Newspapers, activists and all who care about open government recently celebrated Sunshine Week. Now its time for North Carolina conservatives to make 2014 Sunshine Year.
People across the spectrum profess the importance of open records, transparent government and the peoples right to know what their government is up to. But this year means something extra to us at the Civitas Institute as we have been caught up in our own highly publicized public records battle with government and its allies.
Civitas for years has used the North Carolina public records law to request (and sometimes even get) records out of our state and local governments. As a conservative organization, we often look for data on spending and salaries, among other hard information. But we also look to see how public agencies go about their activities and whether they are following the law.
Last year we requested records from the UNC School of Law for Gene Nichol, a law professor and head of the UNC Poverty Center. Our request was the subject of news stories and editorials questioning our motives. A group of professors protested and demanded that the governor tell us to stop. (Note to academics we dont work for government.)
Few of our critics seem to understand that the law does not require that people say why they want the records; they can just ask. That is a real beauty of the law and one that needs to be more widely known. Anyone, and I mean anyone, can ask for public records from your local towns checkbook to emails from the governors office. If the records are not personnel-related and dont fall under a few other exceptions, the agency must turn them over.

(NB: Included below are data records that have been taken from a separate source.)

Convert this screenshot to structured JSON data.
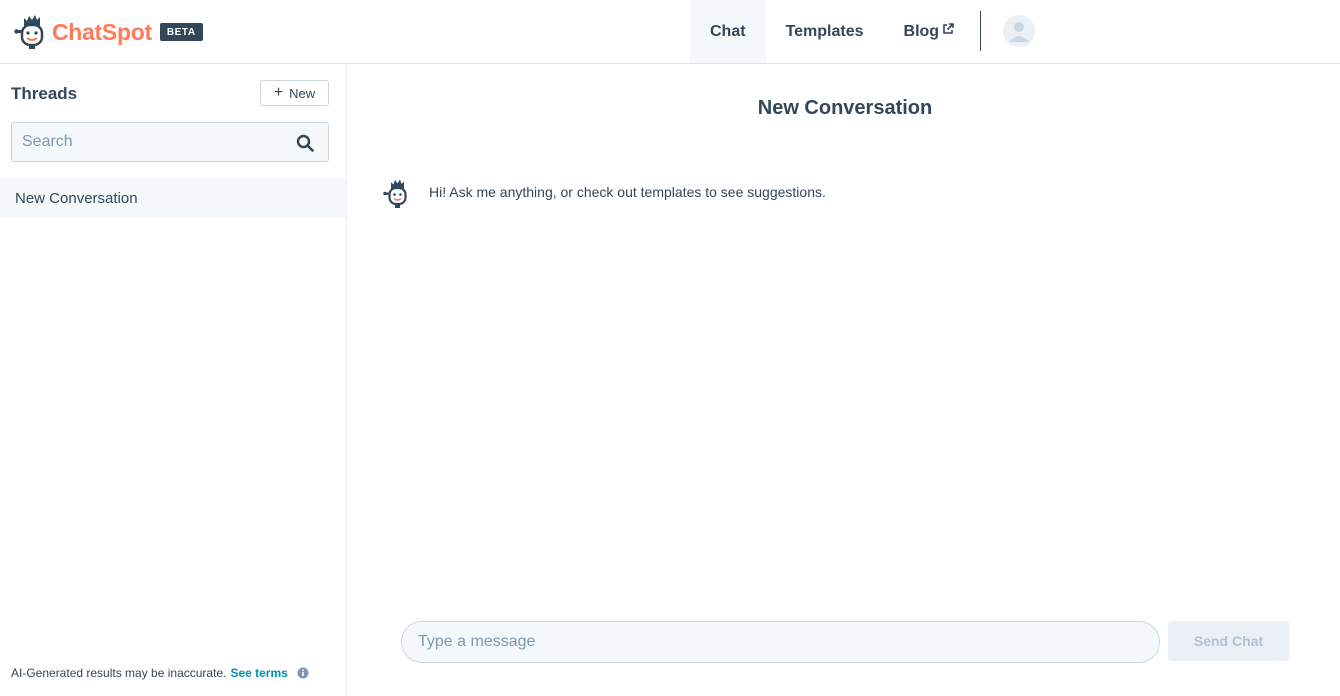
{
  "header": {
    "brand": "ChatSpot",
    "badge": "BETA",
    "nav": {
      "chat": "Chat",
      "templates": "Templates",
      "blog": "Blog"
    },
    "active_tab": "Chat"
  },
  "sidebar": {
    "title": "Threads",
    "new_button_label": "New",
    "search_placeholder": "Search",
    "threads": [
      {
        "label": "New Conversation",
        "selected": true
      }
    ],
    "disclaimer": "AI-Generated results may be inaccurate.",
    "terms_link": "See terms"
  },
  "main": {
    "title": "New Conversation",
    "bot_greeting": "Hi! Ask me anything, or check out templates to see suggestions.",
    "input_placeholder": "Type a message",
    "send_label": "Send Chat"
  },
  "colors": {
    "brand_orange": "#ff7a59",
    "text_primary": "#33475b",
    "link": "#0091ae",
    "input_bg": "#f5f8fa",
    "border": "#cbd6e2"
  }
}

If it doesnt, it is supposed to tell you what it held back and cite the specific legal reason for the refusal.
The first thing our request showed was that the UNC law school violated university policy by holding a closed forum. It just so happened that all of those invited were liberal activists and that almost all were of one political party. Nichol and others went out of their way to conceal the meeting and to keep people from attending. They did this using taxpayer money your money! As for the protesting professors surprise! their leader was involved in the forum.
There are costs involved in producing public records, such as worker time or copying. The law allows government to charge for costs. What costs are allowable, however, have always been a contentious point. We have worked with good people who went out of their way to comply quickly and efficiently, and we have worked with not-so-good actors who delayed and tried to hold us up for money.
Gov. Pat McCrorys administration has attempted to charge for records requests made by numerous groups. I do not know the full details or the volume of the requests, though I have been told it is considerable. To me, the volume is irrelevant; the important thing is to be open and transparent. Do whatever it takes to be open and transparent! If anyone in the administration had asked me, I would have advised that it comply and track costs. If we are to have open government, there will be costs, and we should work those costs into budgets.
The legislature needs to know how much to allocate so state agencies comply with the law, but soon legislators should start cutting that money out of the budget. Why? Because doing so would force government agencies on all levels to make the process easier and less costly for themselves by putting more complete information online where anyone can access it without going through government gatekeepers. That is the only way we will have true transparency and sunshine.
Those of us on the right should make this a top priority. Because we as a whole distrust government, we believe it is imperative to keep an eye on it. While some may think North Carolina conservatives now have more allies in state and local government, to quote President Reagan, Trust but verify. That will be a good policy today and especially in the future, when elections produce different results, as they most assuredly will.
Francis X. De Luca is president of the Civitas Institute, a think tank in Raleigh.